One perceived example of this is the FSLN’s support of a recently enacted ban on therapeutic abortions, or those performed when a woman’s life is in danger. The vote in the assembly came just two weeks before voters went to the polls nationwide. This move now makes abortion completely illegal in the country. Catholic and evangelical churches pushed for the measure and were supported by four of the five presidential candidates, including Ortega (but not Jarquin). Most observers say that Ortega favored this measure in order to garner support from the Catholic hierarchy, who in the 1980s were often opponents of the Sandinistas.

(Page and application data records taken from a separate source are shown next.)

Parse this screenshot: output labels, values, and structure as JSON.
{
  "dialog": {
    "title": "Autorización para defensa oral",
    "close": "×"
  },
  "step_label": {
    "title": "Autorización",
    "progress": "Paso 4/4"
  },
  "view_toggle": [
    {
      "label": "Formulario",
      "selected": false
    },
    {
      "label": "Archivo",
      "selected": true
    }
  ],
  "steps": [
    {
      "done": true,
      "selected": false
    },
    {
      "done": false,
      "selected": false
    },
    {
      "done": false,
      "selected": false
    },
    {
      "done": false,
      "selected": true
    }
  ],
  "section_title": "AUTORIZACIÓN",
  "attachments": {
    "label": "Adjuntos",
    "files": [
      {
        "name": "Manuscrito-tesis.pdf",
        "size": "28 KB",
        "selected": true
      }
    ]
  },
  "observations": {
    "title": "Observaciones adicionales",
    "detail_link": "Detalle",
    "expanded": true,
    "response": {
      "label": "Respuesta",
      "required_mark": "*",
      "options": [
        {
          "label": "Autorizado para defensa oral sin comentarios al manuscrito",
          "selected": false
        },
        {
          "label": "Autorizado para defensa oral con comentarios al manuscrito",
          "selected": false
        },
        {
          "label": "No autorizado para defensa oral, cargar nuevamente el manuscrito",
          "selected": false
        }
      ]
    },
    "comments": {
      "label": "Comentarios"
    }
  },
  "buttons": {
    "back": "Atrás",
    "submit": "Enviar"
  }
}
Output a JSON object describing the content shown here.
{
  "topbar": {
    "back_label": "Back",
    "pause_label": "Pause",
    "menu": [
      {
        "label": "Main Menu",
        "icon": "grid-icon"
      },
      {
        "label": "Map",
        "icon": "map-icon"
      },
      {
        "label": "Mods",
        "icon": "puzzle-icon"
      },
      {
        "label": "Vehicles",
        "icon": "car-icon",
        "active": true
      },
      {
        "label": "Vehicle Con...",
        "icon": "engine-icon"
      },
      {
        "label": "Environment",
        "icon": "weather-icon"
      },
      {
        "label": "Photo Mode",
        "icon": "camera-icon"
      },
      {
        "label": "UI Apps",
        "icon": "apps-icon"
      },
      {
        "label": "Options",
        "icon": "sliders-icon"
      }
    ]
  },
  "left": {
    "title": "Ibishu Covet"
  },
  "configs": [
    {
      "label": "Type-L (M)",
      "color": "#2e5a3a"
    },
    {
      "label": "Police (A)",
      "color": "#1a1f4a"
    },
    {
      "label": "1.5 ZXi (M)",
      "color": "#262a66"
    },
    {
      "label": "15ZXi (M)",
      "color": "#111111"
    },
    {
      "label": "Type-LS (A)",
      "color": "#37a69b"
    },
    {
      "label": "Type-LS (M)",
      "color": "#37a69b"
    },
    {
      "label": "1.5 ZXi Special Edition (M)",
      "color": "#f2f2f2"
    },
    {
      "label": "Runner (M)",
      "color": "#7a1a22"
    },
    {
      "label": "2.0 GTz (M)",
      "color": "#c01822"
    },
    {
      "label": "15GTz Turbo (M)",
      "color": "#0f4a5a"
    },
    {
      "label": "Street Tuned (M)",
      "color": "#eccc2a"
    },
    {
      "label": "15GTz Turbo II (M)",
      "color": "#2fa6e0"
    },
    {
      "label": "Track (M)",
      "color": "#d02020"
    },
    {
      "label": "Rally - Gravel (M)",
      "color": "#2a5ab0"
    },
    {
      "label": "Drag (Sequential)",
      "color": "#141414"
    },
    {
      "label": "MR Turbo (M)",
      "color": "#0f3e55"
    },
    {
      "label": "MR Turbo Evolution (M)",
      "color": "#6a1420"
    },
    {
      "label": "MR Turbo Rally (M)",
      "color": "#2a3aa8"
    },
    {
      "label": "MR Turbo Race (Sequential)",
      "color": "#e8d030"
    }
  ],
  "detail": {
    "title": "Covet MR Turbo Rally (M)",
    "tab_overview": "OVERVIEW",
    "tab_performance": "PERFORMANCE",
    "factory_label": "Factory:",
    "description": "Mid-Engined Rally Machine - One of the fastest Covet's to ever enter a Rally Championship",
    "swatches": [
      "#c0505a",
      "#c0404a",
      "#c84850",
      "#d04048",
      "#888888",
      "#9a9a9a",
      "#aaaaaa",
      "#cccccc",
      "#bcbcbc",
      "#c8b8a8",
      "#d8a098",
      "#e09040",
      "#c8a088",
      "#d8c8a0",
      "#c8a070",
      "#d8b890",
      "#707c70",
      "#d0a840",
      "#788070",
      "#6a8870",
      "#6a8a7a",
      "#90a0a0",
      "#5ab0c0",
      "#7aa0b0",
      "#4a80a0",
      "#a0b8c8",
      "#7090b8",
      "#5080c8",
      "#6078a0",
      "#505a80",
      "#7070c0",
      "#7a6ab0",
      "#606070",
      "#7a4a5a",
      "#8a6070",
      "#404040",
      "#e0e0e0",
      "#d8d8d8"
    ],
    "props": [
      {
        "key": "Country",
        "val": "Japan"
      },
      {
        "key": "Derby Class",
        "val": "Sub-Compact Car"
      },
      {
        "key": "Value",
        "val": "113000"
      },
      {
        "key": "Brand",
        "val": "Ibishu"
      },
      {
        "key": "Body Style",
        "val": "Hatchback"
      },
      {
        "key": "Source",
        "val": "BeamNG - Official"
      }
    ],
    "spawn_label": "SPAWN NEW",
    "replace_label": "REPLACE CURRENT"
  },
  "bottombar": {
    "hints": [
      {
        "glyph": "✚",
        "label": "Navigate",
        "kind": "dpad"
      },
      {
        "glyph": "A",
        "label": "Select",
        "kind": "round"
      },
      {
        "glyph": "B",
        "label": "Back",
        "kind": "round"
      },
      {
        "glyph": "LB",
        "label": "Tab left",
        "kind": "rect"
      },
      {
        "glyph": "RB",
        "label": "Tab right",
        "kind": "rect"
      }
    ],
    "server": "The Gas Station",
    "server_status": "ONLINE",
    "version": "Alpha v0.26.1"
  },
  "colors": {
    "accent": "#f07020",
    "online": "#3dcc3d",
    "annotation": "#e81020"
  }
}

Despite early hostile attempts to scare the Nicaraguan electorate away from Ortega, U.S. Assistant Secretary of State Thomas Shannon was quoted as seeking an “open and fruitful” and “respectful relationship” with the new Sandinista administration. Ortega, in his turn, has vowed to work with the U.S. and organizations like the International Monetary Fund.
On the populist side, Ortega’s election brought promises of cheap oil from his friend Hugo Chávez. As a result, one morning I got on the bus and was pleased to learn that the fare had dropped from 3 cordobas to 2.50. The difference, which amounts to roughly nine U.S. cents, may be a harbinger of more dynamic things to come or just the first bucket of populist whitewash. Ortega’s campaign rhetoric does make him obligated to produce more than words.
For days after the election on the streets of Managua, there was an undercurrent of celebration. You could hear the Frente’s song wafting from the pulperias. Occasionally, a blur of red and black flags might drive by. Reality may not be able to approach this vision. Ortega is potentially too flawed and compromised to make the dreams he has come to embody for the poor come true. His programs may bring little real change to this nation. But in a way that is almost beside the point.
Sandino arose in opposition to the U.S. military stationed on Nicaraguan soil. The 1979 revolution overthrew the U.S.-supported Somoza dictatorship. In 2006, Nicaraguans see the old forces wearing different costumes. The military is replaced by the Holiday Inn. The dictator Somoza is replaced by the dictates of the IMF. Nicaragua believes in its own self-determination. The election of Daniel Ortega, with all of its caveats and questions, was an exercise of Nicaraguans’ belief in success or failure on their own terms. As citizens of our own land of the free and home of the brave, I think we should applaud that.